In any case, you cannot be sure a JPEG file camera from a camera at all unless there is metadata to indicate the contrary. Imagine a user doing File -> New in Photoshop or any other imaging software. At that point they have an new file without any data relating to the camera but they can still cut-and-paste pixels from an image which has metadata. An image created this way can indicate which software is used but nothing about the camera.
Also cameras can often shoot in RAW, DNG or TIFF. In that case a conversion program is used to create a JPEG from it and that converter may not leave any metadata in the output, depending on options used.
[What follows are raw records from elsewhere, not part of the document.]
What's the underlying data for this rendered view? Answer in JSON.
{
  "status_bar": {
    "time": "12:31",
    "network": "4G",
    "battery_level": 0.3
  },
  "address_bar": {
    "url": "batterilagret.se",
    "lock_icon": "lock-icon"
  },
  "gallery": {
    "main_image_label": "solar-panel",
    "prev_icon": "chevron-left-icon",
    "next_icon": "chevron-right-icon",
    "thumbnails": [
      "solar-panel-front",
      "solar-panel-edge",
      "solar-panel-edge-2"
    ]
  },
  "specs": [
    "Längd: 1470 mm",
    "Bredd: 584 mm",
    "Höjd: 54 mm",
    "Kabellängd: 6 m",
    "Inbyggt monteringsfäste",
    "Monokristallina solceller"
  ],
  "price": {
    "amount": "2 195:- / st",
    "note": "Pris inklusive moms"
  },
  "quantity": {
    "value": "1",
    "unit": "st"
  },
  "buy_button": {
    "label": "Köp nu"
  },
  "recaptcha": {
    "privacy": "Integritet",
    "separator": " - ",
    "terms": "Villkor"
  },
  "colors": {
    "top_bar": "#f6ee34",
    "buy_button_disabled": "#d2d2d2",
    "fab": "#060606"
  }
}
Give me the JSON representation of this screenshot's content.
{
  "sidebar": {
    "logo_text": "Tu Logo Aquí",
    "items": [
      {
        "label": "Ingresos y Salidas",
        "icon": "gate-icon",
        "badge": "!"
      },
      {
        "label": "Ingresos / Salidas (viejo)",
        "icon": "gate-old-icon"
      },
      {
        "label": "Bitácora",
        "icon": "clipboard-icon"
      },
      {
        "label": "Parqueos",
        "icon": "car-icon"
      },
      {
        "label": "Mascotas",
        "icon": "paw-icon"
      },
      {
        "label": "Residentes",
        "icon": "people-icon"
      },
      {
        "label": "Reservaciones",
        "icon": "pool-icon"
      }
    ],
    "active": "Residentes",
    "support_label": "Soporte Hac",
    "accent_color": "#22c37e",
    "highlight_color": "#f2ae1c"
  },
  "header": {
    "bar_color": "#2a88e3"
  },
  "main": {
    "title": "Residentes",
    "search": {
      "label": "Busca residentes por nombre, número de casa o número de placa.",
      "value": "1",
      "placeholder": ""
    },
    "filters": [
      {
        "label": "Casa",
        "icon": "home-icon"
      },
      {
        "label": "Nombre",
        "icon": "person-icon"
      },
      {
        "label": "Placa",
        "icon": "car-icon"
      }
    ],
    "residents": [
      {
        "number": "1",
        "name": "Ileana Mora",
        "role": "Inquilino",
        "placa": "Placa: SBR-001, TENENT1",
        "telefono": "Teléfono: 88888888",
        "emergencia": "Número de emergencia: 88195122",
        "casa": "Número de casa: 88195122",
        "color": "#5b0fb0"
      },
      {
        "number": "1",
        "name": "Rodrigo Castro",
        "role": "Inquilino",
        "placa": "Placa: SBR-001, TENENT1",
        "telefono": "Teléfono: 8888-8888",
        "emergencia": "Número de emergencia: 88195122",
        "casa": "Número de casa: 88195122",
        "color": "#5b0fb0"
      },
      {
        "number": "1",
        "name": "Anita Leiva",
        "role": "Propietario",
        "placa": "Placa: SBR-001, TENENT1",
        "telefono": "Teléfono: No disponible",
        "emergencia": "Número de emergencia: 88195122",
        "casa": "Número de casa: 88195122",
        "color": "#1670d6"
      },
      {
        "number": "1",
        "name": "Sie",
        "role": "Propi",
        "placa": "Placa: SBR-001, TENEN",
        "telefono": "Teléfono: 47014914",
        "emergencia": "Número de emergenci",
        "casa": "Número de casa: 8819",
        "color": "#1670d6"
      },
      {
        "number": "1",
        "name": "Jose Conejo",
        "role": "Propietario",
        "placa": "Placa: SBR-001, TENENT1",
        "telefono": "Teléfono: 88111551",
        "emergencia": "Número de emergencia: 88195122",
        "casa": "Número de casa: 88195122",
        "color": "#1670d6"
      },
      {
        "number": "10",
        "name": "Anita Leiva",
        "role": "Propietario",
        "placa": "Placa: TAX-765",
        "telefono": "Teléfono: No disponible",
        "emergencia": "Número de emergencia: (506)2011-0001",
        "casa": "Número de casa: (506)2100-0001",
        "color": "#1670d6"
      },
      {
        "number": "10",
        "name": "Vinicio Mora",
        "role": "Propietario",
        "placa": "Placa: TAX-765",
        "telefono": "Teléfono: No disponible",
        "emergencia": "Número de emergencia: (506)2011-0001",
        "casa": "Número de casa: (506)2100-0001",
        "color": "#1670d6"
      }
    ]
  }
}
In the case of RAW and DNG, those are not even image formats so when converted to an image the data has to be transformed and pixels are interpolated, so you would get an image but not necessarily one that people would consider edited.
TL;DR - Theoretically, yes. Realistically, probably not.
Longer version: Theoretically, it should be possible to determine the app, or at least library used by the app, that made an image in many cases. Applications and libraries often write data in a specific order or a specific way, and this can sometimes be determined by examining the image data. However, this information is generally not publicly available and would require quite a bit of knowledge of different libraries and applications to figure out. It's the type of thing a forensic analyst might be able to do, but would probably be hard for an individual.
One thing you can try to do is open the image in a hex editor. If you're on a Mac or Linux, you can go to the command-line and type:
That will display the contents of the file in hexadecimal and ASCII and may reveal things such as strings with the application or library name. If you're a programmer, you could always get the spec for JPEG format and manually parse through the data in the file after making a hex dump and see if it reveals anything useful. I don't have any specific knowledge of information you could look for beyond strings with the word Photoshop in them, or perhaps "8BIM" which is the old macOS 4-character type identifier for the application.